* **EXERCISE INSTRUCTIONS**:
Narrow the data below down to the lines containing "Details".

* **RECORDS FOR THE TASK**:

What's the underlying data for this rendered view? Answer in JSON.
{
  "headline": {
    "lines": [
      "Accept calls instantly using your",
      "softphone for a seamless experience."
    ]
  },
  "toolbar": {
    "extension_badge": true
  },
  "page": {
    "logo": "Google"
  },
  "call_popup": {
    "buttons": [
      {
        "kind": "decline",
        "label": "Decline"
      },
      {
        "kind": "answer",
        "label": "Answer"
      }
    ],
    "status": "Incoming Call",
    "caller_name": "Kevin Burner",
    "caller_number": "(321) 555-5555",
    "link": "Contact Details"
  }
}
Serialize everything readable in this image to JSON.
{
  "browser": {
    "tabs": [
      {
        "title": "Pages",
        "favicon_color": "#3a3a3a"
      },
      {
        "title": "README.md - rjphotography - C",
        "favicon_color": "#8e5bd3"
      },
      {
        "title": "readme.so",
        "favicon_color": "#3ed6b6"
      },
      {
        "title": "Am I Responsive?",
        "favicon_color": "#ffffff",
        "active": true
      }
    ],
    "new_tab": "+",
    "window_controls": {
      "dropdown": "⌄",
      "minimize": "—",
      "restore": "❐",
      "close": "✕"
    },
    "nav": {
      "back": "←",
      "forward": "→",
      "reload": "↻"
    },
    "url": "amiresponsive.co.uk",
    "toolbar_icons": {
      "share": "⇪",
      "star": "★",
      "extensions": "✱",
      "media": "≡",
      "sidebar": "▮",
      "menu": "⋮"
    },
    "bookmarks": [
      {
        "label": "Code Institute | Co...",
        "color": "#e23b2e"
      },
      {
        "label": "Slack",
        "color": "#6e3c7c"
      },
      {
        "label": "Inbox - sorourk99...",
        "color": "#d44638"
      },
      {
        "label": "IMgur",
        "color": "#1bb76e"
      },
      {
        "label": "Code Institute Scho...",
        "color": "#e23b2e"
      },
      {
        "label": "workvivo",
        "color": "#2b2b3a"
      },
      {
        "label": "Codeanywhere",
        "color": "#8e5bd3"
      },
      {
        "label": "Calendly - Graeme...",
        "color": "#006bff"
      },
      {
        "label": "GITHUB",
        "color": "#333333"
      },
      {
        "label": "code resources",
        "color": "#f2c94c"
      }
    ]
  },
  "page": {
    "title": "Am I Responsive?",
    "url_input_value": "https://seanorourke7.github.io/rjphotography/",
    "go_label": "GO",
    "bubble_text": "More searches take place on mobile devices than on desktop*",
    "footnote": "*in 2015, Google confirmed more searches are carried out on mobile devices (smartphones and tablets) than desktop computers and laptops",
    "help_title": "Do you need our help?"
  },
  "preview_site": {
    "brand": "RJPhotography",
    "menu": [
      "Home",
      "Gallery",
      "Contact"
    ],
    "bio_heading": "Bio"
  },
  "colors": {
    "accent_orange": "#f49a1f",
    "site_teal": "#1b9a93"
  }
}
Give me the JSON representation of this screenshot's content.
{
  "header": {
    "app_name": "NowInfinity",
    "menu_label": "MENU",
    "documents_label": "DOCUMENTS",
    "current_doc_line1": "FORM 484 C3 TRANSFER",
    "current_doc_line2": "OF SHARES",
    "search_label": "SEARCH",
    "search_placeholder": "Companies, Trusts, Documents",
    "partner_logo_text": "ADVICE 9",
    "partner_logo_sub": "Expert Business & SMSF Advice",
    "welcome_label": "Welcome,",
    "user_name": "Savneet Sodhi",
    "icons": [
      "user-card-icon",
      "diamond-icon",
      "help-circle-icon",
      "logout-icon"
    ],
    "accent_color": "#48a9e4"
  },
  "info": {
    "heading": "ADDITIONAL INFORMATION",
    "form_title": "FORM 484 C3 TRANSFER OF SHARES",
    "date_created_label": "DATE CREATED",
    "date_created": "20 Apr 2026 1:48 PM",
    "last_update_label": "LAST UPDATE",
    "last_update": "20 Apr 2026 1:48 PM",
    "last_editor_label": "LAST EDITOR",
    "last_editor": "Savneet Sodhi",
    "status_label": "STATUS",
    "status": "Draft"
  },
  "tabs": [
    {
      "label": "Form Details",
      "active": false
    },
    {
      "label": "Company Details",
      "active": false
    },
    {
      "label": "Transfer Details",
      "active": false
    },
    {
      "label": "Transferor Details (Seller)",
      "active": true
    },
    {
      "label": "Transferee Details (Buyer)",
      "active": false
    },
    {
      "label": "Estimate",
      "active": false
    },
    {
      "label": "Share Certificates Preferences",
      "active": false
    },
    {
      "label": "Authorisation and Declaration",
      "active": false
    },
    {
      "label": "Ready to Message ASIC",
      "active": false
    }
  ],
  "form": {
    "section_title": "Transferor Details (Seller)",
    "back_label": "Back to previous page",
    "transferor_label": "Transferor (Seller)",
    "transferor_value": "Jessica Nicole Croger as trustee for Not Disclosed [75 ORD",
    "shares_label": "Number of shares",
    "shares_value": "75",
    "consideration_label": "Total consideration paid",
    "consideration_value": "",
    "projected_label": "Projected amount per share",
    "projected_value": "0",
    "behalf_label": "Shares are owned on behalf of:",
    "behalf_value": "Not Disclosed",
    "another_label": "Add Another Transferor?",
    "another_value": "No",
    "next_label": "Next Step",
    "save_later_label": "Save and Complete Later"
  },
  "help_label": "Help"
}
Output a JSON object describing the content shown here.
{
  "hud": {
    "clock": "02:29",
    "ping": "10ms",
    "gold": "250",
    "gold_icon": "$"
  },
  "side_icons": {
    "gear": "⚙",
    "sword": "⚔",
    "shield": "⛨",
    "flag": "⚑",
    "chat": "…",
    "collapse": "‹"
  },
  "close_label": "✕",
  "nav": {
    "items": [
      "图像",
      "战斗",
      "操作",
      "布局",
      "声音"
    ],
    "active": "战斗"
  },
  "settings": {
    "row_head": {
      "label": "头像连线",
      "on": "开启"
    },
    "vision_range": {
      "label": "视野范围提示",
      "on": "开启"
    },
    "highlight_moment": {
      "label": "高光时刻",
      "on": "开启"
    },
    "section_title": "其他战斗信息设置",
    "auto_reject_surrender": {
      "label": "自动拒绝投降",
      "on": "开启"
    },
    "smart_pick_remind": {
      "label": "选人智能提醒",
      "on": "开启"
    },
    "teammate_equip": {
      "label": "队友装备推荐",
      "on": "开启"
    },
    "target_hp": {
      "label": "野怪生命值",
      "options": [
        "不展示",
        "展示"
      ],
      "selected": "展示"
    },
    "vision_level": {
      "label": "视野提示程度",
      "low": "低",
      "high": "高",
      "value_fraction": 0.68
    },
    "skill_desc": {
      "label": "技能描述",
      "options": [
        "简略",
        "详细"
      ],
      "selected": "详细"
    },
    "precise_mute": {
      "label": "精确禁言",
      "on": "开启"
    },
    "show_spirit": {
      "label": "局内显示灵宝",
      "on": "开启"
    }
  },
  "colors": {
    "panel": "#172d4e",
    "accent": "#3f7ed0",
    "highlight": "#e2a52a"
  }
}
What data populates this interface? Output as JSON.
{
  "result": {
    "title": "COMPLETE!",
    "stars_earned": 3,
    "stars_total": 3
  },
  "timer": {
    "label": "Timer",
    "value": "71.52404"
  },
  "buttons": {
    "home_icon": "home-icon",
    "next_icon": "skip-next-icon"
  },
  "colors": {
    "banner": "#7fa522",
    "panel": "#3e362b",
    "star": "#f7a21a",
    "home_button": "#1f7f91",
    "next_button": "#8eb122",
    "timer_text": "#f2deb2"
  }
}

* **SOLUTION TO THIS TASK**:
    "link": "Contact Details"
      "label": "Form Details",
      "label": "Company Details",
      "label": "Transfer Details",
      "label": "Transferor Details (Seller)",
      "label": "Transferee Details (Buyer)",
    "section_title": "Transferor Details (Seller)",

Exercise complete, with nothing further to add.